● **Exercise brief**
If a line in the entries contains the word "title", list it.

● **Data extracts**
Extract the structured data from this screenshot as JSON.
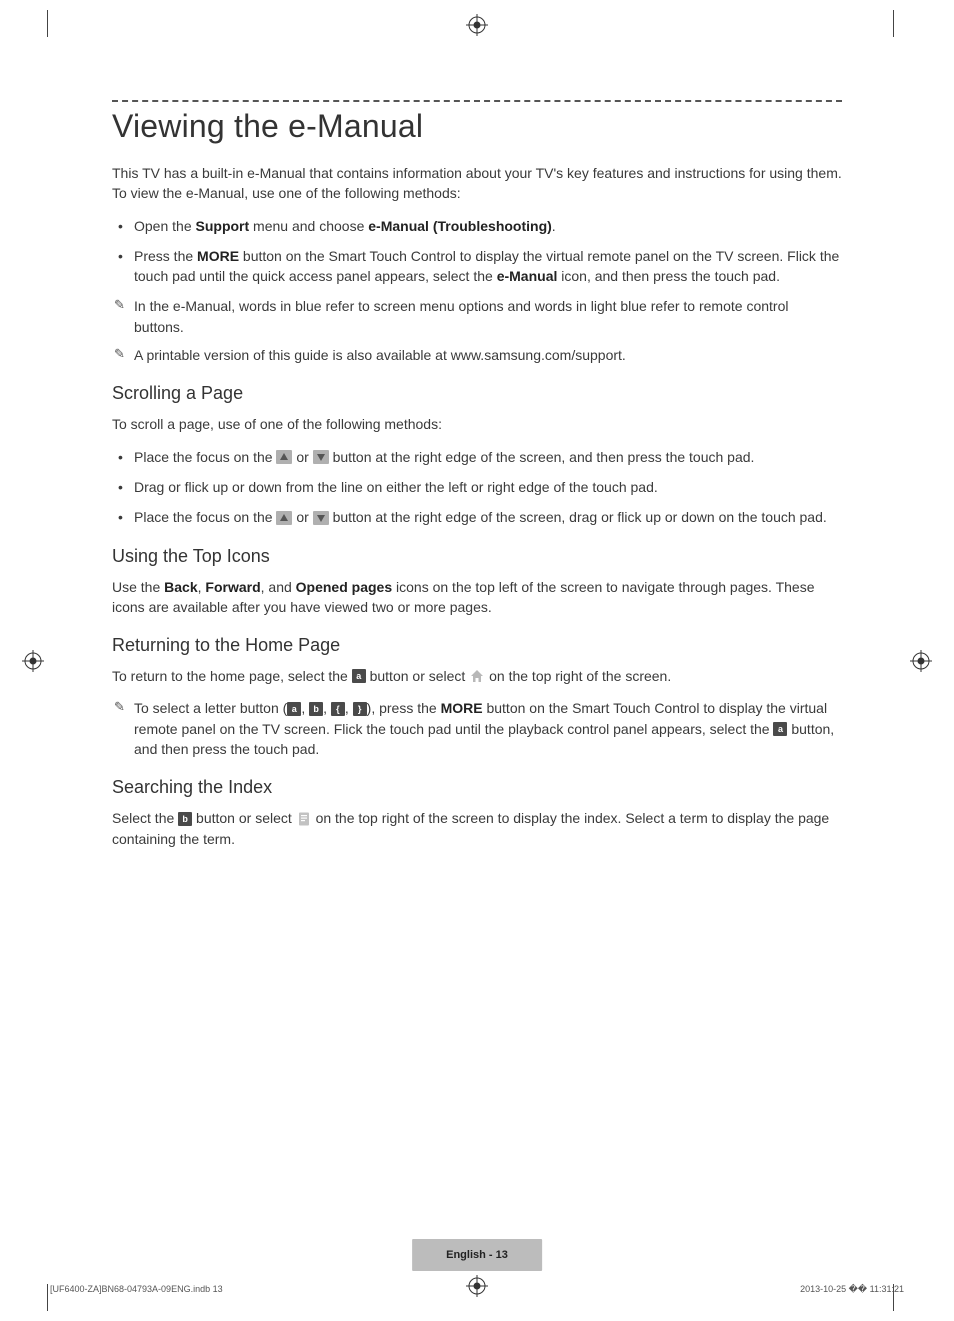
{
  "title": "Viewing the e-Manual",
  "intro": "This TV has a built-in e-Manual that contains information about your TV's key features and instructions for using them. To view the e-Manual, use one of the following methods:",
  "bullets1": {
    "b1_pre": "Open the ",
    "b1_bold1": "Support",
    "b1_mid": " menu and choose ",
    "b1_bold2": "e-Manual (Troubleshooting)",
    "b1_post": ".",
    "b2_pre": "Press the ",
    "b2_bold1": "MORE",
    "b2_mid": " button on the Smart Touch Control to display the virtual remote panel on the TV screen. Flick the touch pad until the quick access panel appears, select the ",
    "b2_bold2": "e-Manual",
    "b2_post": " icon, and then press the touch pad."
  },
  "notes1": {
    "n1": "In the e-Manual, words in blue refer to screen menu options and words in light blue refer to remote control buttons.",
    "n2": "A printable version of this guide is also available at www.samsung.com/support."
  },
  "section_scroll": {
    "heading": "Scrolling a Page",
    "intro": "To scroll a page, use of one of the following methods:",
    "b1_pre": "Place the focus on the ",
    "b1_mid": " or ",
    "b1_post": " button at the right edge of the screen, and then press the touch pad.",
    "b2": "Drag or flick up or down from the line on either the left or right edge of the touch pad.",
    "b3_pre": "Place the focus on the ",
    "b3_mid": " or ",
    "b3_post": " button at the right edge of the screen, drag or flick up or down on the touch pad."
  },
  "section_top": {
    "heading": "Using the Top Icons",
    "p_pre": "Use the ",
    "p_b1": "Back",
    "p_c1": ", ",
    "p_b2": "Forward",
    "p_c2": ", and ",
    "p_b3": "Opened pages",
    "p_post": " icons on the top left of the screen to navigate through pages. These icons are available after you have viewed two or more pages."
  },
  "section_home": {
    "heading": "Returning to the Home Page",
    "p_pre": "To return to the home page, select the ",
    "p_mid": " button or select ",
    "p_post": " on the top right of the screen.",
    "note_pre": "To select a letter button (",
    "note_c": ", ",
    "note_mid1": "), press the ",
    "note_bold": "MORE",
    "note_mid2": " button on the Smart Touch Control to display the virtual remote panel on the TV screen. Flick the touch pad until the playback control panel appears, select the ",
    "note_post": " button, and then press the touch pad."
  },
  "section_index": {
    "heading": "Searching the Index",
    "p_pre": "Select the ",
    "p_mid": " button or select ",
    "p_post": " on the top right of the screen to display the index. Select a term to display the page containing the term."
  },
  "letters": {
    "a": "a",
    "b": "b",
    "c": "{",
    "d": "}"
  },
  "footer_box": "English - 13",
  "print_left": "[UF6400-ZA]BN68-04793A-09ENG.indb   13",
  "print_right": "2013-10-25   �� 11:31:21"
}
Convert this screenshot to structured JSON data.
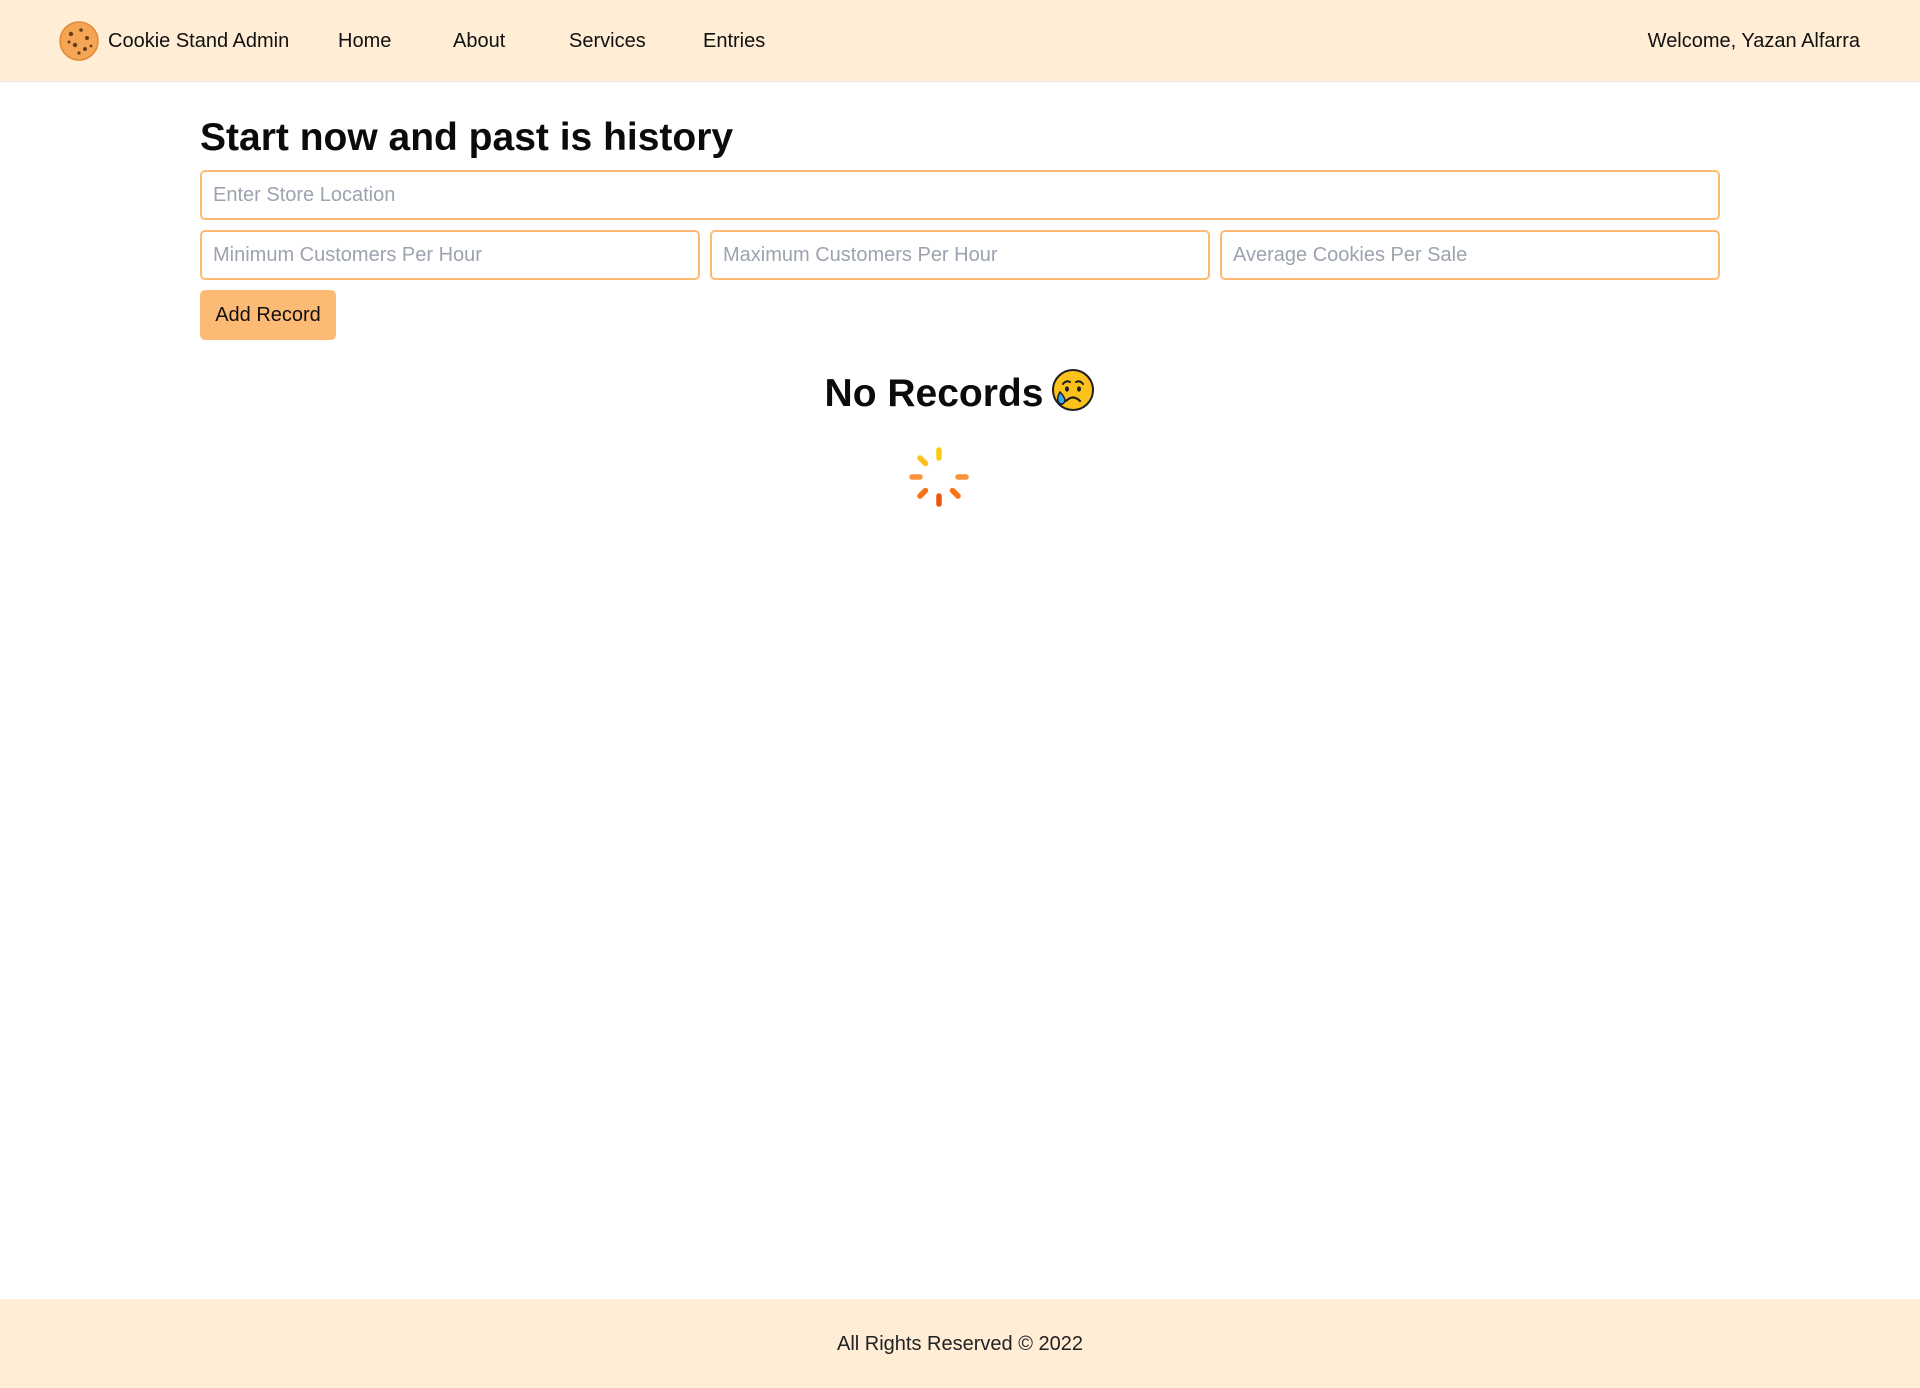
{
  "header": {
    "brand_label": "Cookie Stand Admin",
    "nav": {
      "home": "Home",
      "about": "About",
      "services": "Services",
      "entries": "Entries"
    },
    "welcome": "Welcome, Yazan Alfarra"
  },
  "main": {
    "title": "Start now and past is history",
    "form": {
      "location_placeholder": "Enter Store Location",
      "min_placeholder": "Minimum Customers Per Hour",
      "max_placeholder": "Maximum Customers Per Hour",
      "avg_placeholder": "Average Cookies Per Sale",
      "submit_label": "Add Record"
    },
    "empty_state": "No Records"
  },
  "footer": {
    "text": "All Rights Reserved © 2022"
  },
  "icons": {
    "brand": "cookie-icon",
    "empty_state": "sad-tear-face-icon",
    "loading": "loading-spinner-icon"
  },
  "colors": {
    "header_bg": "#ffedd5",
    "accent": "#fdba74",
    "spinner_yellow": "#facc15",
    "spinner_orange": "#f97316"
  }
}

● **Solution for this exercise**
  "title": "Viewing the e-Manual",
    "title": "Start now and past is history",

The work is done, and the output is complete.